(Interface dataset entries)
=== Section Start ===
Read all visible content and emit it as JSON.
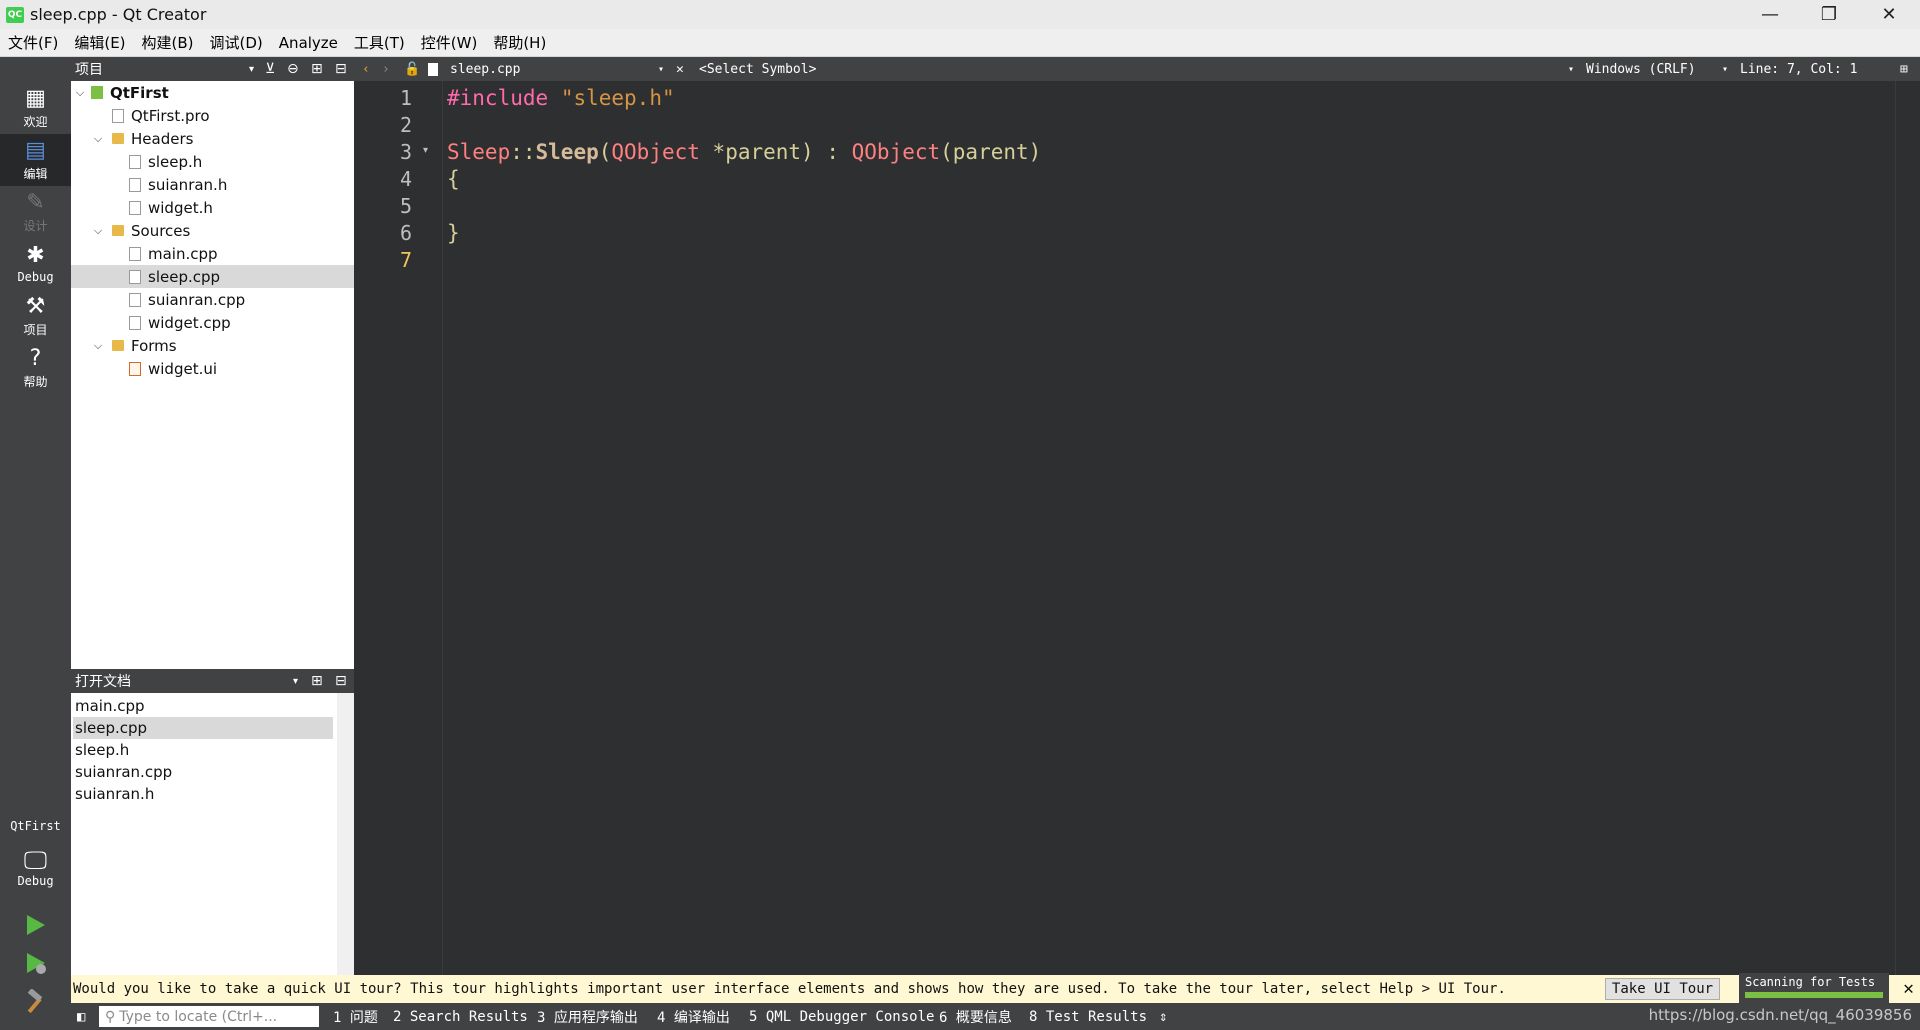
{
  "window": {
    "title": "sleep.cpp - Qt Creator",
    "app_icon": "QC",
    "minimize": "—",
    "restore": "❐",
    "close": "✕"
  },
  "menu": [
    "文件(F)",
    "编辑(E)",
    "构建(B)",
    "调试(D)",
    "Analyze",
    "工具(T)",
    "控件(W)",
    "帮助(H)"
  ],
  "modes": {
    "welcome": "欢迎",
    "edit": "编辑",
    "design": "设计",
    "debug": "Debug",
    "projects": "项目",
    "help": "帮助"
  },
  "kit": {
    "project": "QtFirst",
    "build": "Debug"
  },
  "project_panel": {
    "title": "项目",
    "tree": {
      "root": "QtFirst",
      "pro_file": "QtFirst.pro",
      "headers_label": "Headers",
      "headers": [
        "sleep.h",
        "suianran.h",
        "widget.h"
      ],
      "sources_label": "Sources",
      "sources": [
        "main.cpp",
        "sleep.cpp",
        "suianran.cpp",
        "widget.cpp"
      ],
      "forms_label": "Forms",
      "forms": [
        "widget.ui"
      ]
    }
  },
  "open_docs": {
    "title": "打开文档",
    "items": [
      "main.cpp",
      "sleep.cpp",
      "sleep.h",
      "suianran.cpp",
      "suianran.h"
    ]
  },
  "editor_toolbar": {
    "file": "sleep.cpp",
    "symbol": "<Select Symbol>",
    "line_ending": "Windows (CRLF)",
    "position": "Line: 7, Col: 1"
  },
  "code": {
    "line_numbers": [
      "1",
      "2",
      "3",
      "4",
      "5",
      "6",
      "7"
    ],
    "line1": {
      "directive": "#include",
      "string": "\"sleep.h\""
    },
    "line3": {
      "cls": "Sleep",
      "sep": "::",
      "fn": "Sleep",
      "p1": "(",
      "type": "QObject",
      "arg": " *parent) : ",
      "base": "QObject",
      "tail": "(parent)"
    },
    "line4": "{",
    "line6": "}"
  },
  "info_bar": {
    "message": "Would you like to take a quick UI tour? This tour highlights important user interface elements and shows how they are used. To take the tour later, select Help > UI Tour.",
    "button": "Take UI Tour",
    "progress_label": "Scanning for Tests"
  },
  "status_bar": {
    "locator_placeholder": "Type to locate (Ctrl+...",
    "panes": [
      "1 问题",
      "2 Search Results",
      "3 应用程序输出",
      "4 编译输出",
      "5 QML Debugger Console",
      "6 概要信息",
      "8 Test Results"
    ]
  },
  "watermark": "https://blog.csdn.net/qq_46039856"
}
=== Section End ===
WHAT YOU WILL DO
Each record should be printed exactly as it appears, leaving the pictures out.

RESPONSE AREA
Read all visible content and emit it as JSON.
{
  "window": {
    "title": "sleep.cpp - Qt Creator",
    "app_icon": "QC",
    "minimize": "—",
    "restore": "❐",
    "close": "✕"
  },
  "menu": [
    "文件(F)",
    "编辑(E)",
    "构建(B)",
    "调试(D)",
    "Analyze",
    "工具(T)",
    "控件(W)",
    "帮助(H)"
  ],
  "modes": {
    "welcome": "欢迎",
    "edit": "编辑",
    "design": "设计",
    "debug": "Debug",
    "projects": "项目",
    "help": "帮助"
  },
  "kit": {
    "project": "QtFirst",
    "build": "Debug"
  },
  "project_panel": {
    "title": "项目",
    "tree": {
      "root": "QtFirst",
      "pro_file": "QtFirst.pro",
      "headers_label": "Headers",
      "headers": [
        "sleep.h",
        "suianran.h",
        "widget.h"
      ],
      "sources_label": "Sources",
      "sources": [
        "main.cpp",
        "sleep.cpp",
        "suianran.cpp",
        "widget.cpp"
      ],
      "forms_label": "Forms",
      "forms": [
        "widget.ui"
      ]
    }
  },
  "open_docs": {
    "title": "打开文档",
    "items": [
      "main.cpp",
      "sleep.cpp",
      "sleep.h",
      "suianran.cpp",
      "suianran.h"
    ]
  },
  "editor_toolbar": {
    "file": "sleep.cpp",
    "symbol": "<Select Symbol>",
    "line_ending": "Windows (CRLF)",
    "position": "Line: 7, Col: 1"
  },
  "code": {
    "line_numbers": [
      "1",
      "2",
      "3",
      "4",
      "5",
      "6",
      "7"
    ],
    "line1": {
      "directive": "#include",
      "string": "\"sleep.h\""
    },
    "line3": {
      "cls": "Sleep",
      "sep": "::",
      "fn": "Sleep",
      "p1": "(",
      "type": "QObject",
      "arg": " *parent) : ",
      "base": "QObject",
      "tail": "(parent)"
    },
    "line4": "{",
    "line6": "}"
  },
  "info_bar": {
    "message": "Would you like to take a quick UI tour? This tour highlights important user interface elements and shows how they are used. To take the tour later, select Help > UI Tour.",
    "button": "Take UI Tour",
    "progress_label": "Scanning for Tests"
  },
  "status_bar": {
    "locator_placeholder": "Type to locate (Ctrl+...",
    "panes": [
      "1 问题",
      "2 Search Results",
      "3 应用程序输出",
      "4 编译输出",
      "5 QML Debugger Console",
      "6 概要信息",
      "8 Test Results"
    ]
  },
  "watermark": "https://blog.csdn.net/qq_46039856"
}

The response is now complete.